What you need to do
Take every line in the entries that includes the word "issue" and copy it.

Provided data
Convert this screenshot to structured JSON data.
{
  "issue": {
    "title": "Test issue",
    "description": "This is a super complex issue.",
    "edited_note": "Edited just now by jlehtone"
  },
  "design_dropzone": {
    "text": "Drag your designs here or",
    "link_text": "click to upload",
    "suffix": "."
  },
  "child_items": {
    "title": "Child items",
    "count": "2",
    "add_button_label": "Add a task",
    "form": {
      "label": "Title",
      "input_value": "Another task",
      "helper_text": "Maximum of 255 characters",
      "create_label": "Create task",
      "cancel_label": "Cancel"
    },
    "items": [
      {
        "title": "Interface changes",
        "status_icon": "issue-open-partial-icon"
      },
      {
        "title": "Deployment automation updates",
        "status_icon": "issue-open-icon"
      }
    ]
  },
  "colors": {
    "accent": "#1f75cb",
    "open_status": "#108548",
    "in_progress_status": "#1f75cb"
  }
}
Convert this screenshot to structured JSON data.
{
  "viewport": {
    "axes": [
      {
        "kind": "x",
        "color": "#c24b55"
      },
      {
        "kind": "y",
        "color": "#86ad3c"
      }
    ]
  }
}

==

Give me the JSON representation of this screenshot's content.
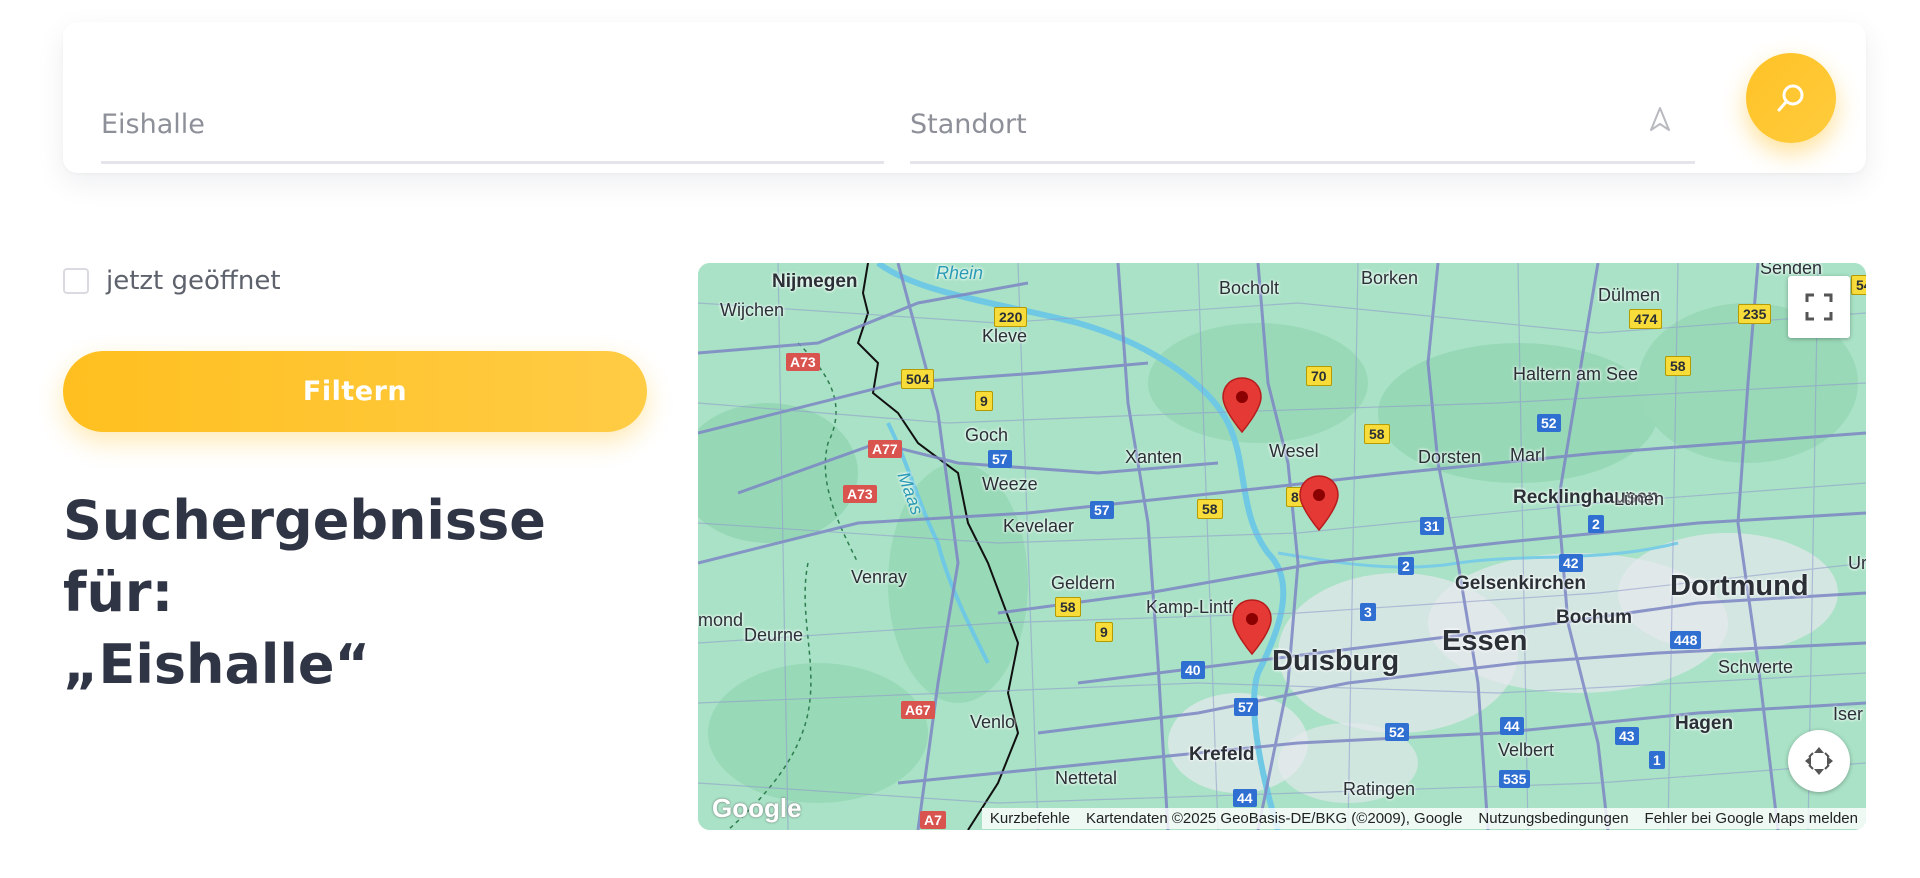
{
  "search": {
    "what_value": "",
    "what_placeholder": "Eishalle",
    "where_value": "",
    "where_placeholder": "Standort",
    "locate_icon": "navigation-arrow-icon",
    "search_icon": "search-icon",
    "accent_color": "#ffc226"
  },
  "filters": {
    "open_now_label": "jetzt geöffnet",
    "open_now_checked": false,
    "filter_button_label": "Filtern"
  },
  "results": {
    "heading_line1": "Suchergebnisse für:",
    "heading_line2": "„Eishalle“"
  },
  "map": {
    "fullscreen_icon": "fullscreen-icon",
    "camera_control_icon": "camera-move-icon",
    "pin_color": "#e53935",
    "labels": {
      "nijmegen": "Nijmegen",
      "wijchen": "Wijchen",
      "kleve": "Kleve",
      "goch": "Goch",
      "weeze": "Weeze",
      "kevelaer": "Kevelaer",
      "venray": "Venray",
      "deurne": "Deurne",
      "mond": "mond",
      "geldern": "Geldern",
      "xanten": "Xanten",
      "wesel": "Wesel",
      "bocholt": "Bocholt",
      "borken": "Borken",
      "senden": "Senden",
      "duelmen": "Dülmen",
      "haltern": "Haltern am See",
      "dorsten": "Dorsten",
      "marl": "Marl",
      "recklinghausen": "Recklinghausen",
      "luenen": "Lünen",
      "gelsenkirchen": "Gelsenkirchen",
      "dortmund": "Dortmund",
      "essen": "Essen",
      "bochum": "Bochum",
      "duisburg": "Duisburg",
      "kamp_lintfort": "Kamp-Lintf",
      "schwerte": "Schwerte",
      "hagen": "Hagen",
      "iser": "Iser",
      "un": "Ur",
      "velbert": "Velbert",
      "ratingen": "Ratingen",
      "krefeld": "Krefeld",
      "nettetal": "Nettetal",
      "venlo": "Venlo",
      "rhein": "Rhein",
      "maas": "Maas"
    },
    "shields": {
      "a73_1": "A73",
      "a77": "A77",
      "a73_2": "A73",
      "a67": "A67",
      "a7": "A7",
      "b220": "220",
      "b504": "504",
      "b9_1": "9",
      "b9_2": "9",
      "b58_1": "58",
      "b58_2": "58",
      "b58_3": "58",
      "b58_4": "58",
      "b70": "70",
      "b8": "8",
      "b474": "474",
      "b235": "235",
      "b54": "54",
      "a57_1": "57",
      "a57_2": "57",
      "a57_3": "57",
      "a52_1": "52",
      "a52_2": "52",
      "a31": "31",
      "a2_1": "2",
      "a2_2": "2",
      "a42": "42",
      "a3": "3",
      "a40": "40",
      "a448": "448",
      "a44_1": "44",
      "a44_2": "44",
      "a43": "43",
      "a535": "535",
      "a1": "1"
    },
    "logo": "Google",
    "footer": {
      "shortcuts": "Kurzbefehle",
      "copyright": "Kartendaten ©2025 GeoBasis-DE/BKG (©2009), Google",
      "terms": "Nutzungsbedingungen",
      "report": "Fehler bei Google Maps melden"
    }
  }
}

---

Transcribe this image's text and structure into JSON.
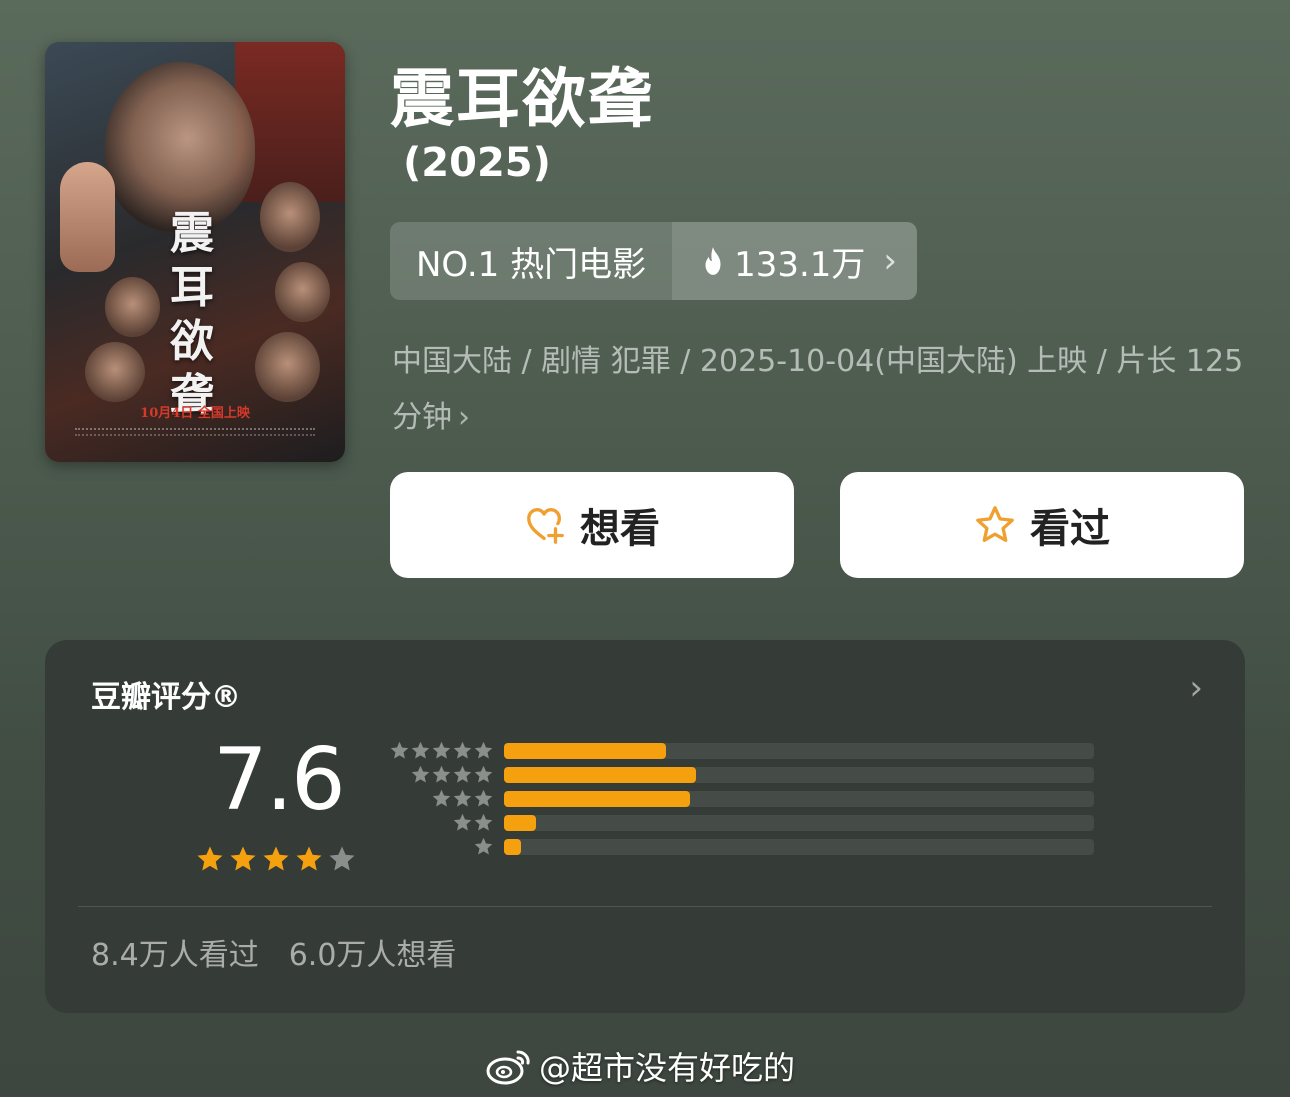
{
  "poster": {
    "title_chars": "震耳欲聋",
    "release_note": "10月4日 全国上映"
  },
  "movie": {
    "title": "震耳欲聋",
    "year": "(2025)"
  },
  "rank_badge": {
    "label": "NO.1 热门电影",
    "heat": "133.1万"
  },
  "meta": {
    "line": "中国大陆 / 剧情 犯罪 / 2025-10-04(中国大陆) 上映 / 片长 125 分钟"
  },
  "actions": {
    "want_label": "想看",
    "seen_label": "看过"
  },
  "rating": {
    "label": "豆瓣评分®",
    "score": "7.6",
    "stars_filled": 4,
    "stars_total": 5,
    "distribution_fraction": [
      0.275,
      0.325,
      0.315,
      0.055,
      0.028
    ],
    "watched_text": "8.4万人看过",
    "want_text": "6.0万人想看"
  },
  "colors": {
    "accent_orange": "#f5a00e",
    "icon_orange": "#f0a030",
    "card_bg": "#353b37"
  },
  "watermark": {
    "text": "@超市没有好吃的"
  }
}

Result of this exercise
  "issue": {
    "title": "Test issue",
    "description": "This is a super complex issue.",
        "status_icon": "issue-open-partial-icon"
        "status_icon": "issue-open-icon"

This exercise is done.